The vessel doesn't look ferocious or exceptionally speedy, like other new boats the Sea Shepherd Conservation Society unveiled before previous campaigns against Japanese whaling. But the SSS Sam Simon (pictured above, and below), which was put on public display this week in the Tasmanian port of Hobart, is not as ordinary as it looks.
Sea Shepherd claims the 183-foot patrol ship, built in 1993 by the Japanese as the Seifu Maru, was previously used to obtain ocean data that benefited Japan's North Pacific Whaling Program. It was even docked alongside whaling vessels.
The ship was retired two years ago and purchased recently by Sea Shepherd with funds donated by Sam Simon, co-creator of the perennial hit TV show "The Simpsons."
Locky Maclean, captain of the Sam Simon, said in a news release: "After months of secrecy, it is such a great feeling to finally be able to fly the Sea Shepherd flag from the main mast, and yes, Sea Shepherd now owns a real Japanese research ship!"

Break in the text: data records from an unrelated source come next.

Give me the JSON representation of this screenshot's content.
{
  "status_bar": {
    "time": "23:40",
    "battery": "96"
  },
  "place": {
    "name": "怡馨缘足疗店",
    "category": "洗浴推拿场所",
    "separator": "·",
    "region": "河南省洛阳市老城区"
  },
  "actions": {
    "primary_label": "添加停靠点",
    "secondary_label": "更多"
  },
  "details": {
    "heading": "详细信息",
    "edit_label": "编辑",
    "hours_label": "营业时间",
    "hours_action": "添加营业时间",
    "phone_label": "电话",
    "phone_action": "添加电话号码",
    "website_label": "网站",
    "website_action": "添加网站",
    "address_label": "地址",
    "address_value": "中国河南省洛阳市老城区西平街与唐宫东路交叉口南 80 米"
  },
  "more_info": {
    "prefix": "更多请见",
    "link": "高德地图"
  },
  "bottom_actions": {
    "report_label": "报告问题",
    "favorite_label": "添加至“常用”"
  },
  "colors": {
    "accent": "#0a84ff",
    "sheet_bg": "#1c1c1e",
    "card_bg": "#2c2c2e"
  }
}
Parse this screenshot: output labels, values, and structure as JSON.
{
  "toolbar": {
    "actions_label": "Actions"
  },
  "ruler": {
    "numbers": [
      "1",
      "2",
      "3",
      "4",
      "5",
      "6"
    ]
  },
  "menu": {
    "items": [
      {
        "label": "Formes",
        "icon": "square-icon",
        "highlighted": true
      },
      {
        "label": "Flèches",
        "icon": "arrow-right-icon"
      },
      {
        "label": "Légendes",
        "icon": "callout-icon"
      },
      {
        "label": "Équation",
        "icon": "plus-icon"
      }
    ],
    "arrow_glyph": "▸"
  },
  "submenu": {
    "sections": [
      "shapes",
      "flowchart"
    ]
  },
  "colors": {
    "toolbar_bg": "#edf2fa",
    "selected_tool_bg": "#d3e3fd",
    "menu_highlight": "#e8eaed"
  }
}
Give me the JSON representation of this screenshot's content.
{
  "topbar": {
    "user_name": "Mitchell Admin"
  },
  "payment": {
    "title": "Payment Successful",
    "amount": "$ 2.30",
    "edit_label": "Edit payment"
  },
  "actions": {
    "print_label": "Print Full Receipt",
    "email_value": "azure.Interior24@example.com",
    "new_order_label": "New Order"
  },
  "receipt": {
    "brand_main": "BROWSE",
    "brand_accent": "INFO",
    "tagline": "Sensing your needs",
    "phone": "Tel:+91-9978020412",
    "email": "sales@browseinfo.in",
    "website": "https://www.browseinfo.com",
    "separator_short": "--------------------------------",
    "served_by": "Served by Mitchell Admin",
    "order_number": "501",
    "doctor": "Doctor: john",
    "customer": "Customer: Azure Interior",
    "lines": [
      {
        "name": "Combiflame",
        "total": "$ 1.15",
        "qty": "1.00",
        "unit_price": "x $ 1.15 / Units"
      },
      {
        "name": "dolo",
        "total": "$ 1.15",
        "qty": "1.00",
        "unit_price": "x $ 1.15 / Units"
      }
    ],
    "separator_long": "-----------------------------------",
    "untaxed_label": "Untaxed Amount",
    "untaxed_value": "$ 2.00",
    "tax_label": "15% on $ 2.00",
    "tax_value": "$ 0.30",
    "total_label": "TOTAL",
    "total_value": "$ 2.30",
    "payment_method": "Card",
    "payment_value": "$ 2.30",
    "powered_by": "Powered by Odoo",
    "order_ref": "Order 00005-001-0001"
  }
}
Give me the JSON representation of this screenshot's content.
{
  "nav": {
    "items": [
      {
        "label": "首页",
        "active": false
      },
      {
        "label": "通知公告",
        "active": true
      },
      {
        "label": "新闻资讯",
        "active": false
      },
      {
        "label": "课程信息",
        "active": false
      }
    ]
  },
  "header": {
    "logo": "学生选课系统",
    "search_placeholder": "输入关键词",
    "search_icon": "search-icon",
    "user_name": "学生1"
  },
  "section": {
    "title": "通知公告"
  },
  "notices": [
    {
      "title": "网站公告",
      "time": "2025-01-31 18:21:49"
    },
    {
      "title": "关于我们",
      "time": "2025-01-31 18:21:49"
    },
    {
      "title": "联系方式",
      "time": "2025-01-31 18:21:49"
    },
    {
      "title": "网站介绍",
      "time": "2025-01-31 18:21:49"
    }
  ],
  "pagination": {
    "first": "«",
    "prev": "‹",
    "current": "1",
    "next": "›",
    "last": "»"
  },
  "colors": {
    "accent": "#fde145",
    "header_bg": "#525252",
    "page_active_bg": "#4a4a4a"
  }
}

The Sam Simon, which will depart for the Antarctic whaling grounds next week, carries a crew of 24 volunteers who are "ready to brave the Southern Ocean to seek out and shut down the illegal Japanese whaling fleet," Sea Shepherd states.
Japan's Institute of Cetacean Research has set a quota of nearly 1,000 minke whales and 50 endangered fin whales during a campaign that, like the others, is described as research oriented.
Japan skirts a long-standing International Whaling Commission ban on commercial whaling by operating under a lethal research loophole contained within the language of the moratorium.
The whaling effort has been sharply criticized by other nations but Japan has maintained that minke whales are not endangered and that whaling is part of the Japanese culture.
The Japan Times this week published the results of a survey of 1,200 Japanese citizens from around the country. Of people between the ages of 15 and 79, 26.8 percent favored the continuation of Japan's whaling program, while 18.5 percent said whaling should end.
The other 54.7 percent had "no opinion" on the matter, but 88.8 percent of those surveyed said they had not bought whale meat in the last 12 months.
If whaling is controversial, so are the harassment tactics used by Sea Shepherd and its captain, Paul Watson. They have included tossing stink bombs onto whaling ships and ropes onto boat propellers, and both sides have been involved in ramming incidents.
What remains unclear, now that Sam Simon is intimately involved in the anti-whaling movement, is whether this annual series of skirmishes will somehow end up being featured, in some manner, in an episode of "The Simpsons."
--Note: This post also appears on the GrindTv.com Outdoor channel